The advent of high quality digital photography has allowed photographers to capture scenes that would be nearly impossible with film in the past. By combining different exposures, and using various ISO settings, photographers are able to create idealized photos of very dynamic scenes. These photos are often awe inspiring when shared on photo forums.
This past September, I shared several new prints at ArtWalk on the Bay — a leading art event in San Diego. While setting up my booth, I made an observation about my work. All of my images are calm. They reflect a quiet moment — one of contemplation, and serenity. Even my most dynamic photo — a seascape taken in La Jolla, has a calm hush to it.
When printed large and hung on a wall, a calm photo will add to the ambiance of a room. It serves as a reassuring breath of fresh air.
Conversely, a ultra dynamic photo has the opposite effect when hung on a wall. This visual noise of the image dominates the room, overpowering the decor. An image that stands out in a photography forum because of its dynamic appeal may be the worst when hung on a wall.
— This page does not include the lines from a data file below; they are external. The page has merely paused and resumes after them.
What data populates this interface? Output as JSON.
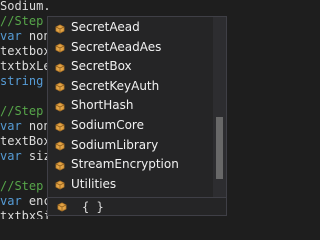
{
  "code": {
    "lines": [
      {
        "parts": [
          {
            "text": "Sodium.",
            "kind": "plain"
          }
        ]
      },
      {
        "parts": [
          {
            "text": "//Step ",
            "kind": "comment"
          }
        ]
      },
      {
        "parts": [
          {
            "text": "var ",
            "kind": "keyword"
          },
          {
            "text": "non",
            "kind": "plain"
          }
        ]
      },
      {
        "parts": [
          {
            "text": "textbox",
            "kind": "plain"
          }
        ]
      },
      {
        "parts": [
          {
            "text": "txtbxLe",
            "kind": "plain"
          }
        ]
      },
      {
        "parts": [
          {
            "text": "string ",
            "kind": "keyword"
          }
        ]
      },
      {
        "parts": [
          {
            "text": "",
            "kind": "plain"
          }
        ]
      },
      {
        "parts": [
          {
            "text": "//Step ",
            "kind": "comment"
          }
        ]
      },
      {
        "parts": [
          {
            "text": "var ",
            "kind": "keyword"
          },
          {
            "text": "non",
            "kind": "plain"
          }
        ]
      },
      {
        "parts": [
          {
            "text": "textBox",
            "kind": "plain"
          }
        ]
      },
      {
        "parts": [
          {
            "text": "var ",
            "kind": "keyword"
          },
          {
            "text": "siz",
            "kind": "plain"
          }
        ]
      },
      {
        "parts": [
          {
            "text": "",
            "kind": "plain"
          }
        ]
      },
      {
        "parts": [
          {
            "text": "//Step ",
            "kind": "comment"
          }
        ]
      },
      {
        "parts": [
          {
            "text": "var ",
            "kind": "keyword"
          },
          {
            "text": "enc",
            "kind": "plain"
          }
        ]
      },
      {
        "parts": [
          {
            "text": "txtbxSi",
            "kind": "plain"
          }
        ]
      }
    ]
  },
  "completion": {
    "items": [
      {
        "label": "SecretAead",
        "icon": "class-icon"
      },
      {
        "label": "SecretAeadAes",
        "icon": "class-icon"
      },
      {
        "label": "SecretBox",
        "icon": "class-icon"
      },
      {
        "label": "SecretKeyAuth",
        "icon": "class-icon"
      },
      {
        "label": "ShortHash",
        "icon": "class-icon"
      },
      {
        "label": "SodiumCore",
        "icon": "class-icon"
      },
      {
        "label": "SodiumLibrary",
        "icon": "class-icon"
      },
      {
        "label": "StreamEncryption",
        "icon": "class-icon"
      },
      {
        "label": "Utilities",
        "icon": "class-icon"
      }
    ],
    "filter": {
      "icon": "class-filter-icon",
      "braces": "{ }"
    },
    "scroll_position": 0.55
  },
  "colors": {
    "class_icon": "#e2a345",
    "comment": "#57a64a",
    "keyword": "#569cd6"
  }
}
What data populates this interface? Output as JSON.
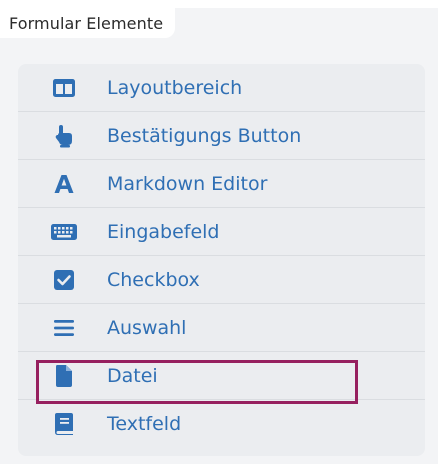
{
  "section": {
    "title": "Formular Elemente"
  },
  "items": [
    {
      "label": "Layoutbereich",
      "icon": "layout-columns-icon"
    },
    {
      "label": "Bestätigungs Button",
      "icon": "pointer-hand-icon"
    },
    {
      "label": "Markdown Editor",
      "icon": "font-letter-a-icon"
    },
    {
      "label": "Eingabefeld",
      "icon": "keyboard-icon"
    },
    {
      "label": "Checkbox",
      "icon": "checkbox-checked-icon"
    },
    {
      "label": "Auswahl",
      "icon": "list-lines-icon"
    },
    {
      "label": "Datei",
      "icon": "file-icon"
    },
    {
      "label": "Textfeld",
      "icon": "book-icon"
    }
  ],
  "highlighted_item": "Datei",
  "colors": {
    "accent": "#2f6fb4",
    "highlight_border": "#96205f",
    "panel_bg": "#ebedf0"
  }
}
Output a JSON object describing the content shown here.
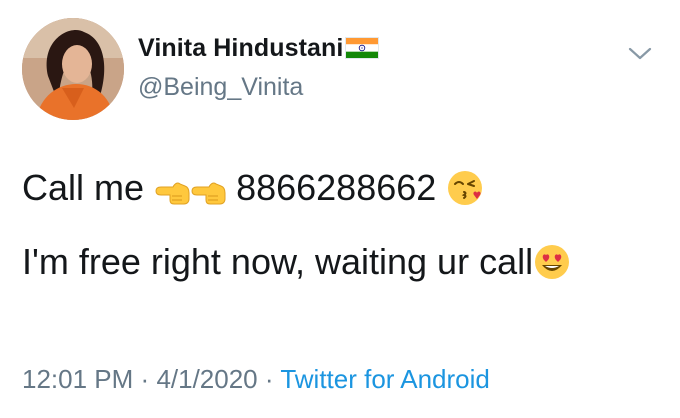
{
  "user": {
    "display_name": "Vinita Hindustani",
    "handle": "@Being_Vinita",
    "flag_icon": "india-flag-icon",
    "avatar": "profile-photo"
  },
  "tweet": {
    "line1_prefix": "Call me",
    "line1_icons": [
      "backhand-index-pointing-left-icon",
      "backhand-index-pointing-left-icon"
    ],
    "phone": "8866288662",
    "line1_emoji": "face-blowing-a-kiss-icon",
    "line2_text": "I'm free right now, waiting ur call",
    "line2_emoji": "smiling-face-with-heart-eyes-icon"
  },
  "meta": {
    "time": "12:01 PM",
    "separator": "·",
    "date": "4/1/2020",
    "source": "Twitter for Android"
  },
  "colors": {
    "text": "#14171a",
    "secondary": "#657786",
    "link": "#1b95e0"
  }
}
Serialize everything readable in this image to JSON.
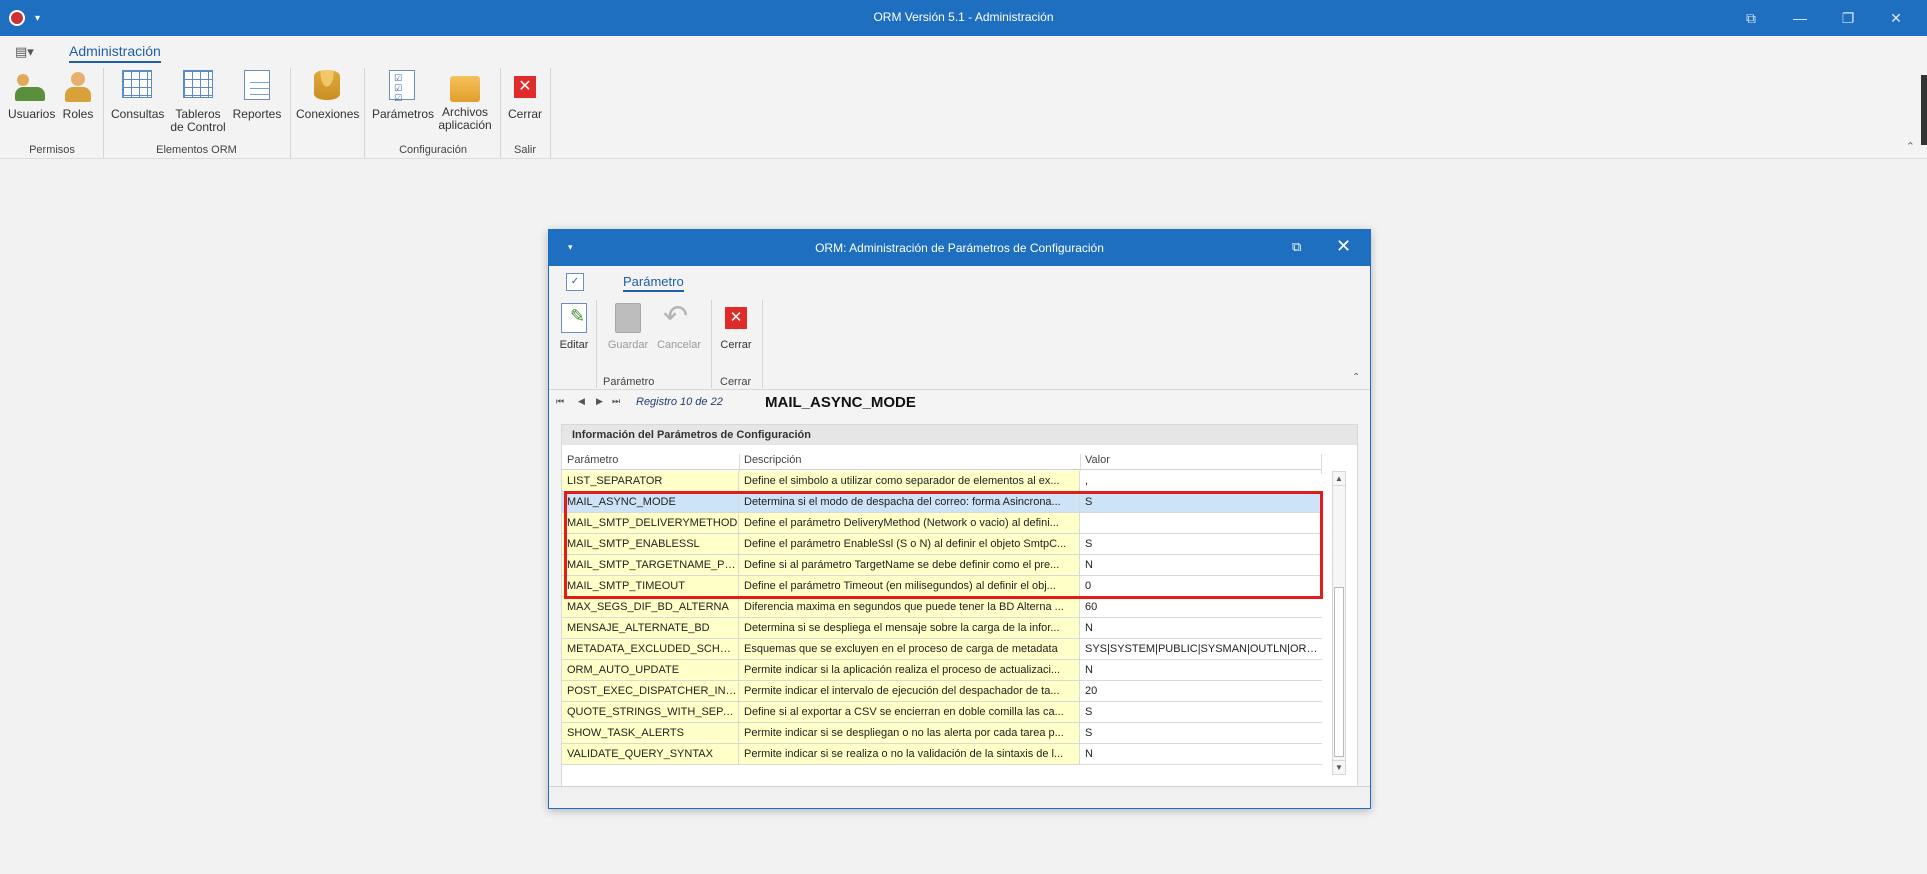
{
  "window": {
    "title": "ORM Versión 5.1 - Administración",
    "quick_access_arrow": "▾",
    "controls": [
      "⧉",
      "—",
      "❐",
      "✕"
    ]
  },
  "ribbon": {
    "menu_icon": "▤▾",
    "tab": "Administración",
    "buttons": {
      "usuarios": "Usuarios",
      "roles": "Roles",
      "consultas": "Consultas",
      "tableros_l1": "Tableros",
      "tableros_l2": "de Control",
      "reportes": "Reportes",
      "conexiones": "Conexiones",
      "parametros": "Parámetros",
      "archivos_l1": "Archivos",
      "archivos_l2": "aplicación",
      "cerrar": "Cerrar"
    },
    "groups": {
      "permisos": "Permisos",
      "elementos": "Elementos ORM",
      "configuracion": "Configuración",
      "salir": "Salir"
    },
    "collapse_icon": "⌃"
  },
  "dialog": {
    "title": "ORM: Administración de Parámetros de Configuración",
    "arrow": "▾",
    "restore_icon": "⧉",
    "close_icon": "✕",
    "tab": "Parámetro",
    "buttons": {
      "editar": "Editar",
      "guardar": "Guardar",
      "cancelar": "Cancelar",
      "cerrar": "Cerrar"
    },
    "groups": {
      "parametro": "Parámetro",
      "cerrar": "Cerrar"
    },
    "collapse_icon": "⌃",
    "nav": {
      "first": "⏮",
      "prev": "◀",
      "next": "▶",
      "last": "⏭",
      "record": "Registro 10 de 22"
    },
    "heading": "MAIL_ASYNC_MODE",
    "group_title": "Información del Parámetros de Configuración",
    "columns": [
      "Parámetro",
      "Descripción",
      "Valor"
    ],
    "rows": [
      {
        "p": "LIST_SEPARATOR",
        "d": "Define el simbolo a utilizar como separador de elementos al ex...",
        "v": ","
      },
      {
        "p": "MAIL_ASYNC_MODE",
        "d": "Determina si el modo de despacha del correo: forma Asincrona...",
        "v": "S"
      },
      {
        "p": "MAIL_SMTP_DELIVERYMETHOD",
        "d": "Define el parámetro DeliveryMethod (Network o vacio) al defini...",
        "v": ""
      },
      {
        "p": "MAIL_SMTP_ENABLESSL",
        "d": "Define el parámetro EnableSsl (S o N) al definir el objeto SmtpC...",
        "v": "S"
      },
      {
        "p": "MAIL_SMTP_TARGETNAME_PRE...",
        "d": "Define si al parámetro TargetName se debe definir como el pre...",
        "v": "N"
      },
      {
        "p": "MAIL_SMTP_TIMEOUT",
        "d": "Define el parámetro Timeout (en milisegundos) al definir el obj...",
        "v": "0"
      },
      {
        "p": "MAX_SEGS_DIF_BD_ALTERNA",
        "d": "Diferencia maxima en segundos que puede tener la BD Alterna ...",
        "v": "60"
      },
      {
        "p": "MENSAJE_ALTERNATE_BD",
        "d": "Determina si se despliega el mensaje sobre la carga de la infor...",
        "v": "N"
      },
      {
        "p": "METADATA_EXCLUDED_SCHEM...",
        "d": "Esquemas que se excluyen en el proceso de carga de metadata",
        "v": "SYS|SYSTEM|PUBLIC|SYSMAN|OUTLN|ORACL..."
      },
      {
        "p": "ORM_AUTO_UPDATE",
        "d": "Permite indicar si la aplicación realiza el proceso de actualizaci...",
        "v": "N"
      },
      {
        "p": "POST_EXEC_DISPATCHER_INTE...",
        "d": "Permite indicar el intervalo de ejecución del despachador de ta...",
        "v": "20"
      },
      {
        "p": "QUOTE_STRINGS_WITH_SEPAR...",
        "d": "Define si al exportar a CSV se encierran en doble comilla las ca...",
        "v": "S"
      },
      {
        "p": "SHOW_TASK_ALERTS",
        "d": "Permite indicar si se despliegan o no las alerta por cada tarea p...",
        "v": "S"
      },
      {
        "p": "VALIDATE_QUERY_SYNTAX",
        "d": "Permite indicar si se realiza o no la validación de la sintaxis de l...",
        "v": "N"
      }
    ],
    "scroll": {
      "up": "▲",
      "down": "▼"
    }
  },
  "colors": {
    "titlebar": "#1e6fbf",
    "row_param": "#ffffc8",
    "selected_row": "#cde3f7",
    "highlight_border": "#e21b1b",
    "close_red": "#e02b2b"
  }
}
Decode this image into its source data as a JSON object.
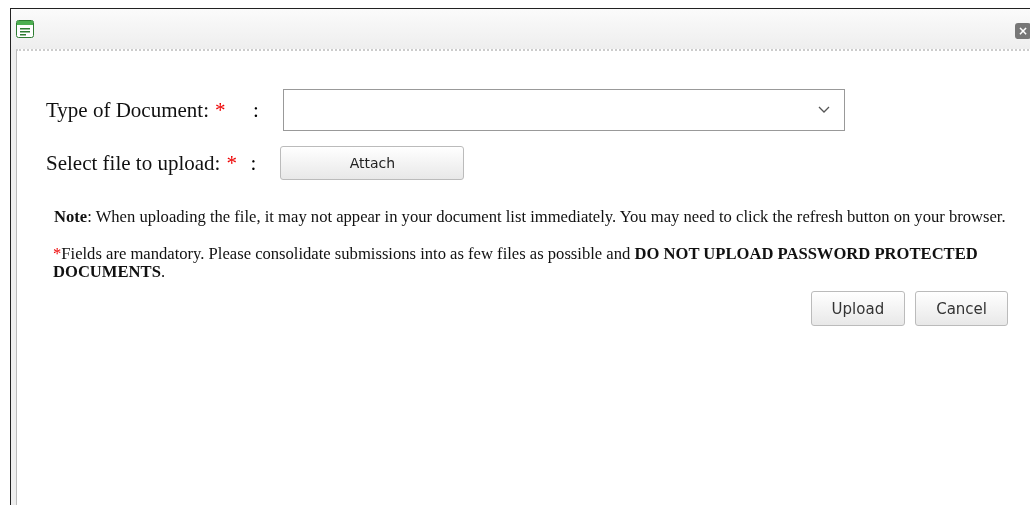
{
  "window": {
    "close": "×"
  },
  "fields": [
    {
      "kind": "select",
      "label": "Type of Document:",
      "required": "*",
      "colon": ":"
    },
    {
      "kind": "file",
      "label": "Select file to upload:",
      "required": "*",
      "colon": ":",
      "button": "Attach"
    }
  ],
  "note": "**Note**: When uploading the file, it may not appear in your document list immediately. You may need to click the refresh button on your browser.",
  "mandatory": {
    "mark": "*",
    "text": "Fields are mandatory. Please consolidate submissions into as few files as possible and **DO NOT UPLOAD PASSWORD PROTECTED DOCUMENTS**."
  },
  "buttons": [
    "Upload",
    "Cancel"
  ]
}
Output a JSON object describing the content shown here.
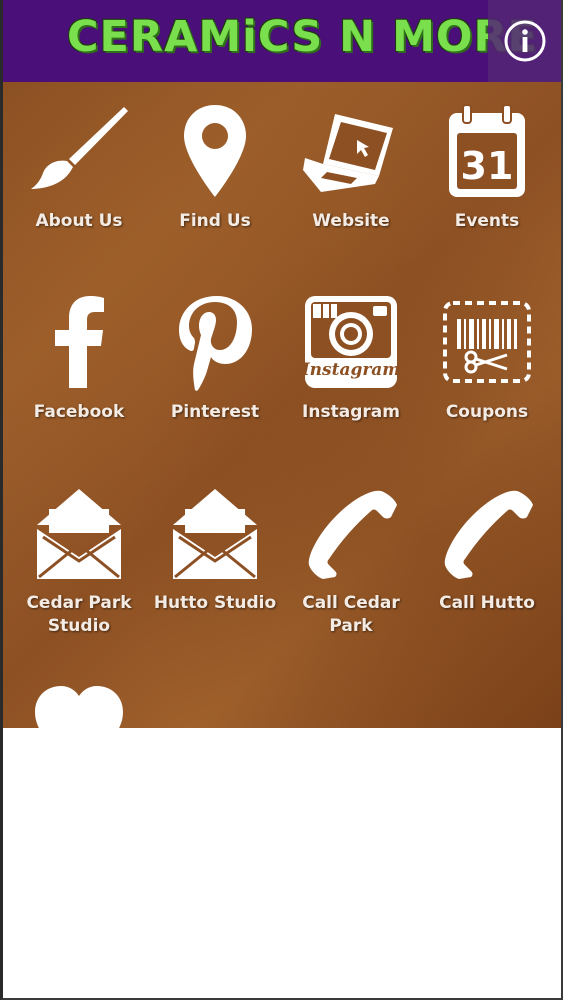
{
  "header": {
    "title": "CERAMiCS N MORE",
    "title_color": "#7adf4d",
    "background": "#4a0f78",
    "info_icon": "info-icon"
  },
  "tiles": [
    {
      "label": "About Us",
      "icon": "paintbrush-icon"
    },
    {
      "label": "Find Us",
      "icon": "map-pin-icon"
    },
    {
      "label": "Website",
      "icon": "laptop-icon"
    },
    {
      "label": "Events",
      "icon": "calendar-icon",
      "calendar_day": "31"
    },
    {
      "label": "Facebook",
      "icon": "facebook-icon"
    },
    {
      "label": "Pinterest",
      "icon": "pinterest-icon"
    },
    {
      "label": "Instagram",
      "icon": "instagram-icon",
      "wordmark": "Instagram"
    },
    {
      "label": "Coupons",
      "icon": "coupon-barcode-icon"
    },
    {
      "label": "Cedar Park Studio",
      "icon": "envelope-icon"
    },
    {
      "label": "Hutto Studio",
      "icon": "envelope-icon"
    },
    {
      "label": "Call Cedar Park",
      "icon": "phone-icon"
    },
    {
      "label": "Call Hutto",
      "icon": "phone-icon"
    },
    {
      "label": "",
      "icon": "heart-icon"
    }
  ]
}
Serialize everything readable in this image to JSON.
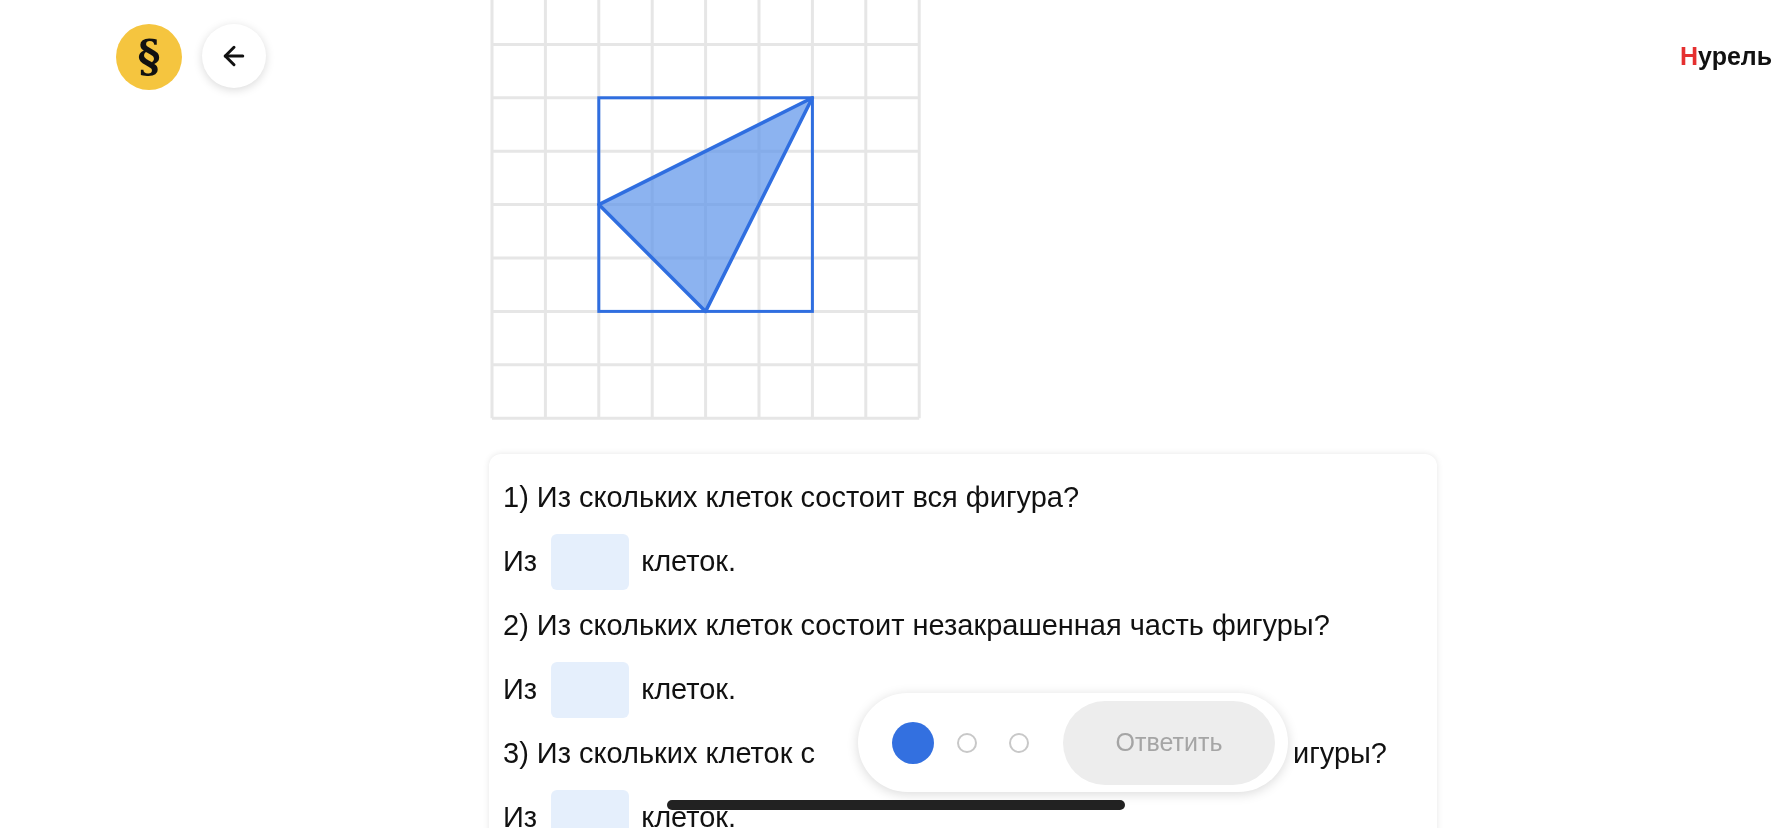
{
  "header": {
    "logo": "§",
    "user_name": "Нурель"
  },
  "questions": [
    {
      "parts": [
        "1) Из скольких клеток состоит вся фигура?"
      ],
      "answer": {
        "prefix": "Из",
        "suffix": "клеток."
      }
    },
    {
      "parts": [
        "2) Из скольких клеток состоит незакрашенная часть фигуры?"
      ],
      "answer": {
        "prefix": "Из",
        "suffix": "клеток."
      }
    },
    {
      "parts": [
        "3) Из скольких клеток с",
        "игуры?"
      ],
      "answer": {
        "prefix": "Из",
        "suffix": "клеток."
      }
    }
  ],
  "footer": {
    "steps": [
      {
        "selected": true
      },
      {
        "selected": false
      },
      {
        "selected": false
      }
    ],
    "submit": {
      "label": "Ответить",
      "disabled": true
    }
  }
}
Regardless if you are shooting film or digital, the experience of viewing a print is much different than viewing online. An print doesn’t need to SCREAM AT THE VIEWER to be good.
Yesterday, I hung two new photos in my house. A framed 20″x 25″ print of Approaching Storm now sits above the couch in my living room, and a framed 20″x 25″ of Thermal Spring now hangs over my mantle. These two photos changed the overall feel of the room. A calm, reassuring feeling now prevails.